In the present cases, defendants suggest that Congress could have enacted a less restrictive statute, offering as a model New York General Business Law § 396-aa (which prohibits commercial faxes only at certain times or above certain lengths), or that Congress might have mandated creation of a “do not fax” list, or even left the industry to self-regulation, instead of banning unsolicited commercial faxing altogether. However, it is far from obvious that these measures would have effectively or even more precisely addressed the interests Congress identified in enacting the legislation. They do not address the invasion of fax owners' property interests as directly or precisely as does the TCPA. Furthermore, although banned from using fax transmission, advertisers have a myriad of other possibilities for disseminating their messages. The means Congress chose are a “reasonable fit” with the end sought and do not offend the First Amendment (Lorillard, 533 U.S. at 556, 121 S.Ct. 2404).
Plaintiffs in both actions established defendants violated the TCPA by transmitting an unsolicited advertising fax to each plaintiff's fax machine. (We note that neither defendant in Action No. 1 raised an issue that it was an improper defendant although Fax.com sent the fax on behalf of Enine, Inc.) Moreover, although it was not the actual advertiser, defendant Fax.com, Inc. has been cited in a Federal Communications Commission enforcement proceeding as having the requisite “high degree of involvement in the unlawful activity [of transmitting faxes in violation of the TCPA]” to hold it liable under the TCPA [Kaufman v. ACS Systems, Inc., 110 Cal.App.4th 886, 911, 2 Cal.Rptr.3d 296 (2003) ].
Both actions must be remanded to the courts below to determine damages, including whether the violations were willful or knowing within the meaning of 47 USC § 227(b)(3) (see generally Texas v. American Blastfax, Inc., 164 F.Supp.2d 892 ; Kaplan v. First City Mtge., 183 Misc.2d 24, 701 N.Y.S.2d 859 [Rochester City Court 1999] ). The Federal District Court in American Blastfax, construing “willful or knowing” in the context of the TCPA, noted in that case:
“The Federal Communications Commission has interpreted ‘willful or knowing’ under the Telecommunications Act (of which the TCPA is a part), as not requiring bad faith, but only that the person have reason to know, or should have known, that his conduct would violate the statute ․ The Court finds this is the proper standard for a finding of willful or knowing conduct under the recipient's treble damages provision” (164 F.Supp.2d at 899 [citation omitted]; see also In re: Intercambio, Inc., 3 FCC Rcd. 7247, 1988 WL 486783).
The Kaplan Court further noted that imposition of treble damages is discretionary (47 USC § 227[b] ).
The nature of the defendants' violations, although argued upon the motions below, was not discussed upon this appeal, and there is not enough evidence in the record for this court to determine whether the conduct involved here rises to the level of “willful or knowing” on the part of any of the defendants.
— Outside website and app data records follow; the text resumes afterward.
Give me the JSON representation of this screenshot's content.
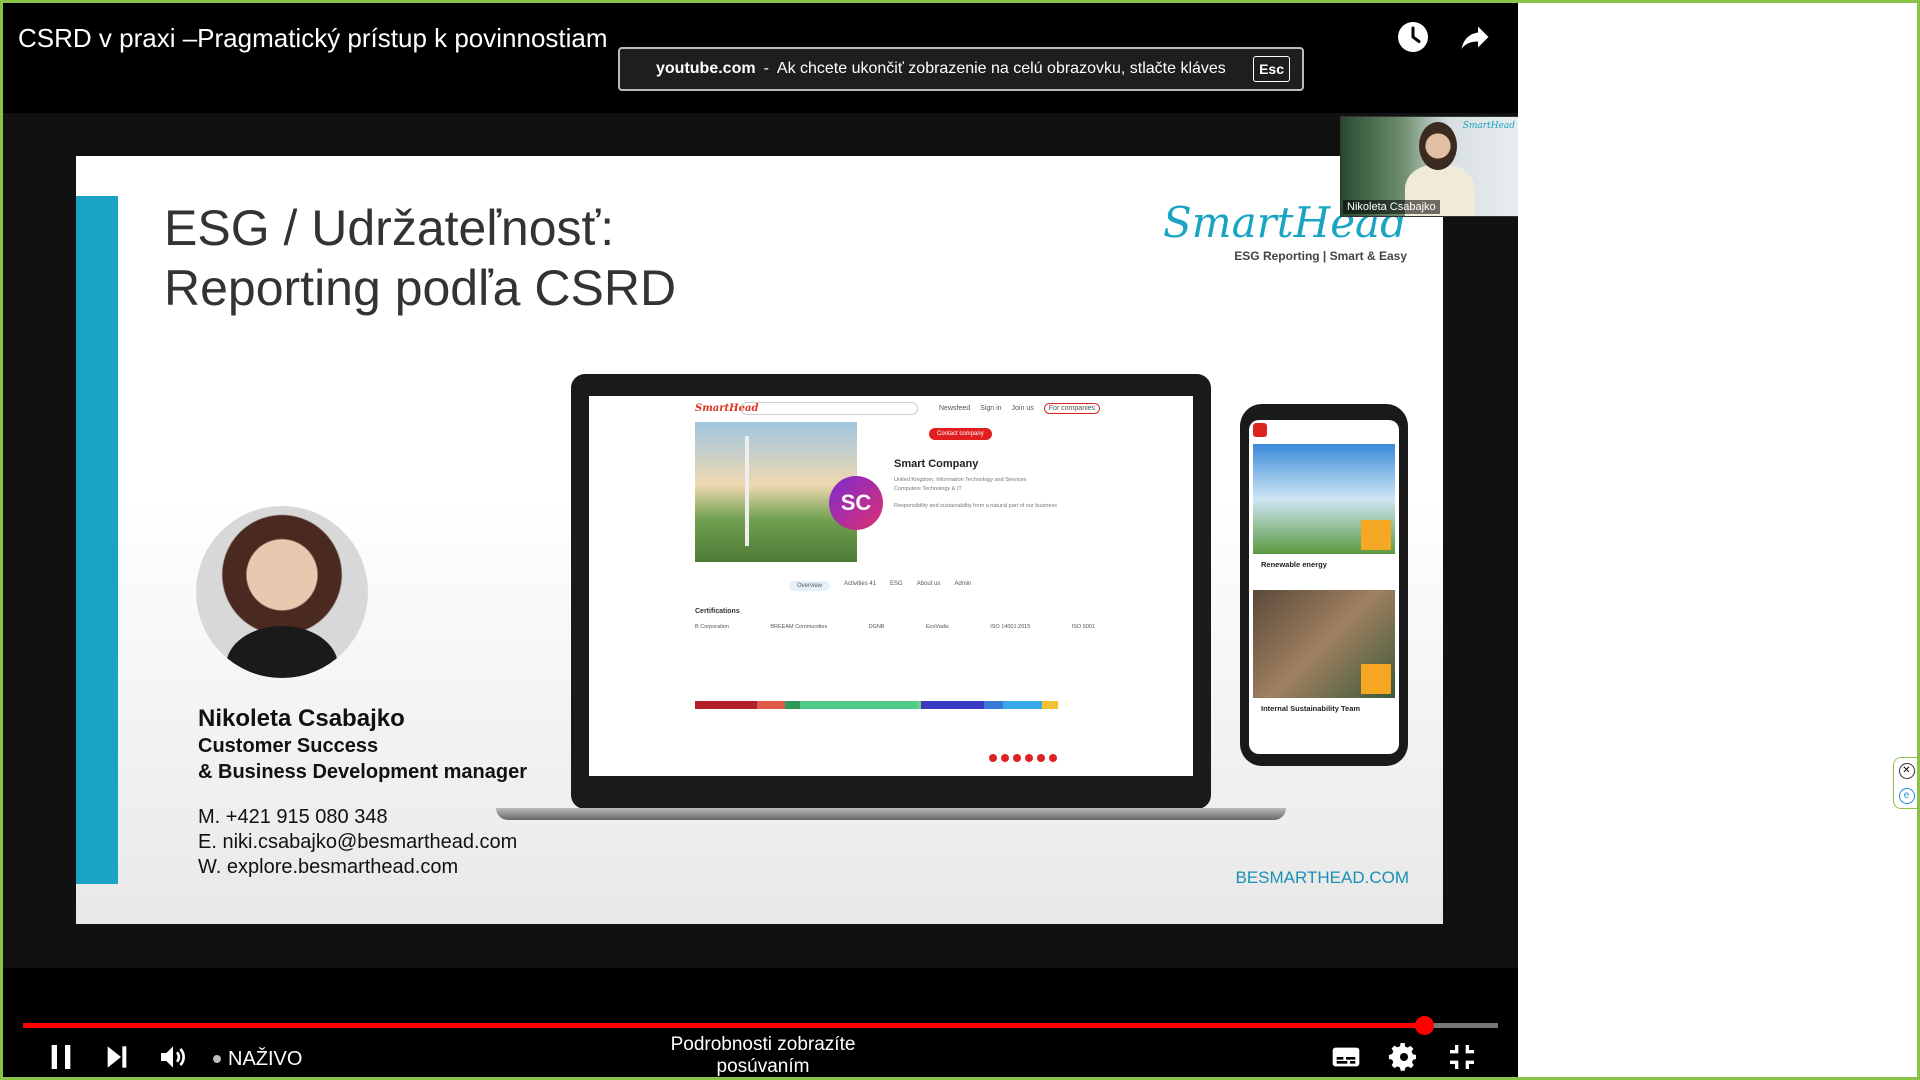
{
  "video": {
    "title": "CSRD v praxi –Pragmatický prístup k povinnostiam",
    "progress_fraction": 0.95
  },
  "fullscreen_notice": {
    "domain": "youtube.com",
    "separator": "-",
    "message": "Ak chcete ukončiť zobrazenie na celú obrazovku, stlačte kláves",
    "key": "Esc"
  },
  "slide": {
    "title_line1": "ESG / Udržateľnosť:",
    "title_line2": "Reporting podľa CSRD",
    "brand_logo": "SmartHead",
    "brand_tagline": "ESG Reporting | Smart & Easy",
    "person_name": "Nikoleta Csabajko",
    "role_line1": "Customer Success",
    "role_line2": "& Business Development manager",
    "phone": "M. +421 915 080 348",
    "email": "E. niki.csabajko@besmarthead.com",
    "web": "W. explore.besmarthead.com",
    "footer_url": "BESMARTHEAD.COM",
    "laptop": {
      "logo": "SmartHead",
      "nav": [
        "Newsfeed",
        "Sign in",
        "Join us",
        "For companies"
      ],
      "company": "Smart Company",
      "badge": "SC",
      "contact_button": "Contact company",
      "desc_line1": "United Kingdom, Information Technology and Services",
      "desc_line2": "Computers Technology & IT",
      "desc_line3": "Responsibility and sustainability form a natural part of our business",
      "tabs": [
        "Overview",
        "Activities 41",
        "ESG",
        "About us",
        "Admin"
      ],
      "certifications_title": "Certifications",
      "certs": [
        "B Corporation",
        "BREEAM Communities",
        "DGNB",
        "EcoVadis",
        "ISO 14001:2015",
        "ISO 5001"
      ],
      "bar_colors": [
        "#b3202a",
        "#e05a4a",
        "#2d9a5a",
        "#4ec98a",
        "#6ad08e",
        "#3a3ac0",
        "#3a7ad8",
        "#3aa8e8",
        "#f5c230"
      ],
      "bar_fractions": [
        0.16,
        0.07,
        0.04,
        0.3,
        0.01,
        0.16,
        0.05,
        0.1,
        0.04
      ]
    },
    "phone_mock": {
      "card1_label": "Renewable energy",
      "card2_label": "Internal Sustainability Team"
    }
  },
  "pip": {
    "name": "Nikoleta Csabajko",
    "brand": "SmartHead"
  },
  "controls": {
    "live_label": "NAŽIVO",
    "scroll_hint": "Podrobnosti zobrazíte posúvaním",
    "scroll_chevron": "⌄"
  },
  "icons": {
    "watch_later": "clock-icon",
    "share": "share-icon",
    "pause": "pause-icon",
    "next": "skip-next-icon",
    "volume": "volume-icon",
    "subtitles": "subtitles-icon",
    "settings": "gear-icon",
    "exit_fullscreen": "exit-fullscreen-icon"
  },
  "colors": {
    "progress": "#ff0000",
    "brand_teal": "#1aa4c4",
    "window_border": "#8bc34a"
  }
}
Accordingly, the matters are remanded to the respective courts below for a finding as to the nature of the violation and an assessment of damages in accordance therewith (see CPLR 3212[c] ).
Finally we note that the question of whether the TCPA has preempted General Business Law § 396-aa in whole or in part is not directly at issue in either lawsuit. Therefore, we do not pass upon it.